§ **Problem requirements**
In the listing below, find each line that holds "GeoKrety" and list it.

§ **Task inputs**
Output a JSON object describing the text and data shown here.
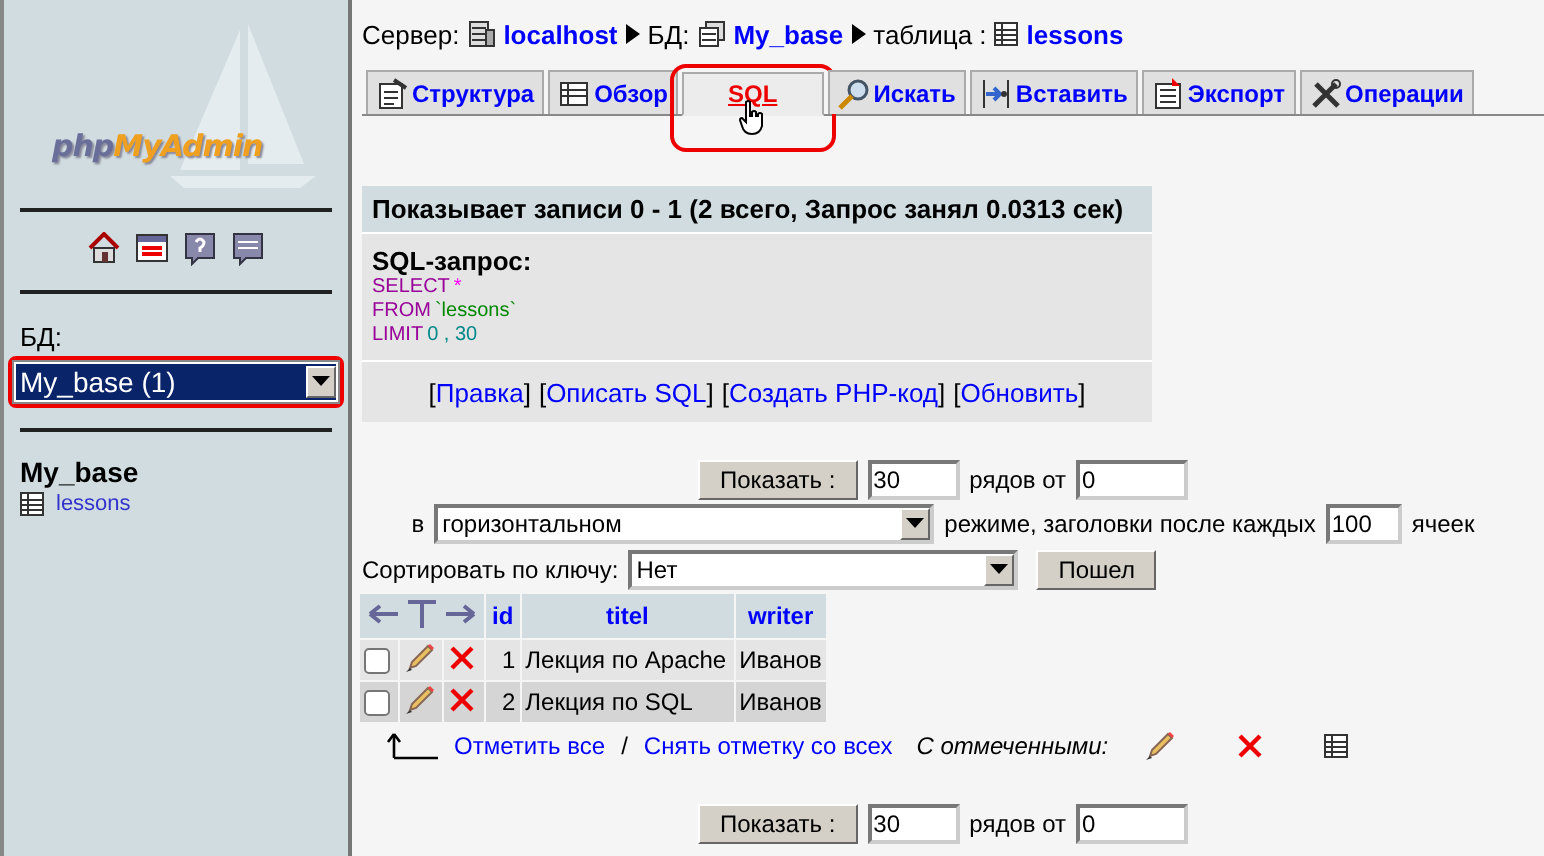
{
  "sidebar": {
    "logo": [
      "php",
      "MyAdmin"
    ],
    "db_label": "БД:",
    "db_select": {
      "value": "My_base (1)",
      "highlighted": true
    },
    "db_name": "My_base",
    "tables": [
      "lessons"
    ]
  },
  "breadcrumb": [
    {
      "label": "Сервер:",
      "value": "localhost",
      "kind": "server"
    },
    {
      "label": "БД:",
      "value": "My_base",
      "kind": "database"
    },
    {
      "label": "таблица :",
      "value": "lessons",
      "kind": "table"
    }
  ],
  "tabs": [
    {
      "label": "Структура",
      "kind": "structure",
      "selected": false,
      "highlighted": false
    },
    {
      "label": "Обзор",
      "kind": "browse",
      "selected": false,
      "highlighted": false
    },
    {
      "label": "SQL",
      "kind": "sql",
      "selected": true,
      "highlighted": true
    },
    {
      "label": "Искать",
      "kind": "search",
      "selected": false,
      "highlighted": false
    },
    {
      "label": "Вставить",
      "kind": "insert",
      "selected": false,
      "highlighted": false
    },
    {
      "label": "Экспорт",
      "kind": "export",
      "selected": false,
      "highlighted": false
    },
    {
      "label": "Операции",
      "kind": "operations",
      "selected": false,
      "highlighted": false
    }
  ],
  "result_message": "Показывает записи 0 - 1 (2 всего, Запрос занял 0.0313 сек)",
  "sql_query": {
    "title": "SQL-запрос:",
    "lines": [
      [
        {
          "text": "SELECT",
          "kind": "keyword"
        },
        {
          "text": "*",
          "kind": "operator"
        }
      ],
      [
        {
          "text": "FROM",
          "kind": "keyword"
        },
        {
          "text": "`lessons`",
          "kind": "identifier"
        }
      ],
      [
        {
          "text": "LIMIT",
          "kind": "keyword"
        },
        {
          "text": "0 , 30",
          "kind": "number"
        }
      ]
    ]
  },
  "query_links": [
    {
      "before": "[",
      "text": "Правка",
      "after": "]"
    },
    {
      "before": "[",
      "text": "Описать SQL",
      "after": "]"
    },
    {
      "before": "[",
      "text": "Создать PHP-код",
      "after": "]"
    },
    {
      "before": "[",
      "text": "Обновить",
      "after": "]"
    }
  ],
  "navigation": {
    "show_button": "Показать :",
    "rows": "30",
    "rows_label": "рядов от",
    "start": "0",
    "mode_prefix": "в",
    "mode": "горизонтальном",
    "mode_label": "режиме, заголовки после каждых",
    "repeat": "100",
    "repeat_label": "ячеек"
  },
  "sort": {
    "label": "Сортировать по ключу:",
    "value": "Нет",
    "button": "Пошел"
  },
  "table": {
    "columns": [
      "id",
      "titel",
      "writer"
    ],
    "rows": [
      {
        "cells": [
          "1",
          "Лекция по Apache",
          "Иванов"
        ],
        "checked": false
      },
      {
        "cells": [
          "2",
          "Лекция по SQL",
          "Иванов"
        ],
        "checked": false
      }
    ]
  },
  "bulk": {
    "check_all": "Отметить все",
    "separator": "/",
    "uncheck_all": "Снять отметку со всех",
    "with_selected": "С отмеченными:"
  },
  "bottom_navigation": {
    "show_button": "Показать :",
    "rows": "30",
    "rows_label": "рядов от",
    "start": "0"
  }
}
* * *
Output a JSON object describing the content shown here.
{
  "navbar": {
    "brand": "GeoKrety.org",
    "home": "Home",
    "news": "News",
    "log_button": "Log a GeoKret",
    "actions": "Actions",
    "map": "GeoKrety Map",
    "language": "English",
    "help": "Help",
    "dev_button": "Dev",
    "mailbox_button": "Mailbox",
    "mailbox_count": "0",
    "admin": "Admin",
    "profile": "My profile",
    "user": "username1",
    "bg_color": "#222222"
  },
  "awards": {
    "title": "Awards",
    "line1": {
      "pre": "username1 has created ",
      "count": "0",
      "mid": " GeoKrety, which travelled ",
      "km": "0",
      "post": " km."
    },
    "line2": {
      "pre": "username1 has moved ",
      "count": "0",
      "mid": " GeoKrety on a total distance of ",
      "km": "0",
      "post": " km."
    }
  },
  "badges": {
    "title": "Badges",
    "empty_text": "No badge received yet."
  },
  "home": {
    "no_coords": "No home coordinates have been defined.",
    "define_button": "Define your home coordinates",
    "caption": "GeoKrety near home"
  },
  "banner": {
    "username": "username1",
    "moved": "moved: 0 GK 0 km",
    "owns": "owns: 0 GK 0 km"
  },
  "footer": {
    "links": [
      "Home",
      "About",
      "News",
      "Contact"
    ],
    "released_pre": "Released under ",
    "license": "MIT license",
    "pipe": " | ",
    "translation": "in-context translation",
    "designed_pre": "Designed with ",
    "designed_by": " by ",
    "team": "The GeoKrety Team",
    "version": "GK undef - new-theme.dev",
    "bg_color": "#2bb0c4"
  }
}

§ **Solution to this task**
    "brand": "GeoKrety.org",
    "map": "GeoKrety Map",
      "mid": " GeoKrety, which travelled ",
      "mid": " GeoKrety on a total distance of ",
    "caption": "GeoKrety near home"
    "team": "The GeoKrety Team",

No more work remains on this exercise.